“Males age 16 to 19 were particularly at risk; their violent victimization rate was almost double the rate for white males ...”
In addition, the report states that
“Black males age 12 to 24 were almost 14 times as likely to be homicide victims as were members of the general population. “
The report also reveals that
“The homicide rate for older black males was … 8 times that for the general population. “
Code of Silence
Underlying the problem of unsolved homicides of Blacks is the reluctance of Blacks to cooperate with police investigations. Two main factors contribute to this unwillingness of Blacks to cooperate with the police. First, the perception, real or imagined, that the police themselves are the problem causes many in the Black Community to avoid helping police solve crimes in their own neighborhood. Writing in the Chicago Tribune, reporter David Heinzmann quotes Darren O'Brien, a former Assistant Illinois State Attorney, saying
"You run into the code of silence in the neighborhood. I've had brothers refuse to identify the killer of their own brother… ‘
The second factor is the fear of retaliation. This fear of cooperating with the police is exemplified by the tragic and brutal death of 37-year-old Charmane Wilson. The mother of eight (8) contacted Baltimore Police in reference to her son’s stolen bicycle. Police arrived to investigate and soon after they left the scene the killer emerged and shot her multiple times. Reporter Adam May of WBAL reported that Wilson’s murder happened
“...moments after police left Wilson’s home ...”
The unwillingness of Blacks to assist police during murder investigations makes the task of solving them nearly impossible. Further examples of this hesitance are found in New York City’s growing backlog of unsolved homicides. New York Daily News reports quote John Jay College of Criminal Justice professor, a retired NYPD Homicide squad commander, Joseph Giacalone, saying
“...murders in the city’s rougher neighborhoods are often more difficult to solve in part because of the iron-clad street code against talking to police, ..”
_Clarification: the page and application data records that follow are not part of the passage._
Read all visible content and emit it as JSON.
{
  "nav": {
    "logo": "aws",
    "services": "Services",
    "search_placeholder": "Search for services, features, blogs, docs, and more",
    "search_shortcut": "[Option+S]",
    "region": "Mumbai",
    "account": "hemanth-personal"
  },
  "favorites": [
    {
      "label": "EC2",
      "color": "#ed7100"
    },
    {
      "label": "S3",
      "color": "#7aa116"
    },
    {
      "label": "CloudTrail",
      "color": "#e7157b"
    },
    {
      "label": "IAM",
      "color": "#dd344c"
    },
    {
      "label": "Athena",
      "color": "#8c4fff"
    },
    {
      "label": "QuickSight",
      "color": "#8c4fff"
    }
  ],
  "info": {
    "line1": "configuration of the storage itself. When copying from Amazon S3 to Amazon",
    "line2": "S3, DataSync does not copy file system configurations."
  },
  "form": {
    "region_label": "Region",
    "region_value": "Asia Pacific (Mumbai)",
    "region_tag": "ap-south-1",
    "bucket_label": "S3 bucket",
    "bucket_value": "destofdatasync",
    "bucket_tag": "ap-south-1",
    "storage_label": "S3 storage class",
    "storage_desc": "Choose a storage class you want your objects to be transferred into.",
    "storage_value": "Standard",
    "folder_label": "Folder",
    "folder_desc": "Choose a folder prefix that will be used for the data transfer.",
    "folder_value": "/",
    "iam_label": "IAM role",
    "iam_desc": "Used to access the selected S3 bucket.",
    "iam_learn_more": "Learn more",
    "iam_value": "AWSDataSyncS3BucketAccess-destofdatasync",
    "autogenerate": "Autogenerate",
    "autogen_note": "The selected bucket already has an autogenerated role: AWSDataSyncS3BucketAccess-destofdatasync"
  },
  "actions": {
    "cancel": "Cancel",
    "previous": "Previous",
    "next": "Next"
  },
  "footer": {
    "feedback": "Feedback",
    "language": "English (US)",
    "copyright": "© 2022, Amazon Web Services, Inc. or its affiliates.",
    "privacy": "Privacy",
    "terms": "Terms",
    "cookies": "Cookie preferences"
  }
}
The Lack of Police Manpower and Resources
The sheer frequency of homicides in the inner cities is taxing the resources of many major city police departments. This comes at a time when many departments are facing significant numbers of vacancies on their rosters. The shortfall of officers results from a number of factors including accelerating rates of retirement and a decidedly hostile Obama-era anti-cop climate the blunts recruitment.
The shortage of experienced homicide detectives, in particular, has had a predictably dire impact on New York City’s ability to close homicide cases. Reporters for the New York Daily News reports that
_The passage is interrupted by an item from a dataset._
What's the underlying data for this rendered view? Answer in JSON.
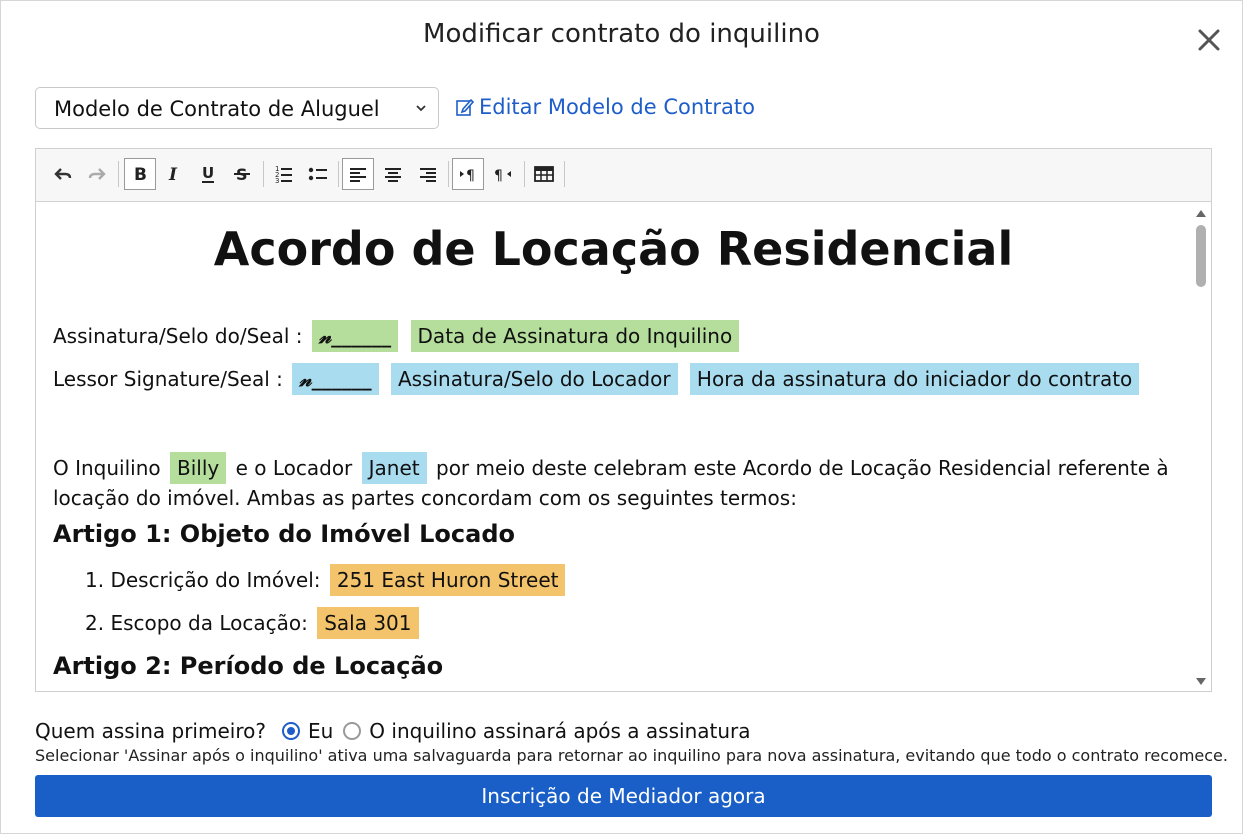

“The NYPD’s Cold Case Squad had about 50 detectives when it was formed in 1996. Now there are about eight.”
Additionally, New York Daily News quotes Michael Palladino saying,
“...said around 3,000 seasoned detectives retired in the two years following the World Trade Center terrorist attacks.”
In addition, Palladino states that
“Another 800 detectives were shifted to the newly created counterterrorism unit ...”
The result is that fewer experienced crime solvers are available to respond in the early crucial moments, the proverbial “First 48” minutes of a homicide investigation. Palladino also states that
“...the number of detectives on the force has dropped from 7,151 in 2001 down to 5,137 and the number of homicide squad detectives has been cut in half to just 74...”
In conclusion, the factors that conspire to hinder police closure of homicide cases means that killers walk freely among us.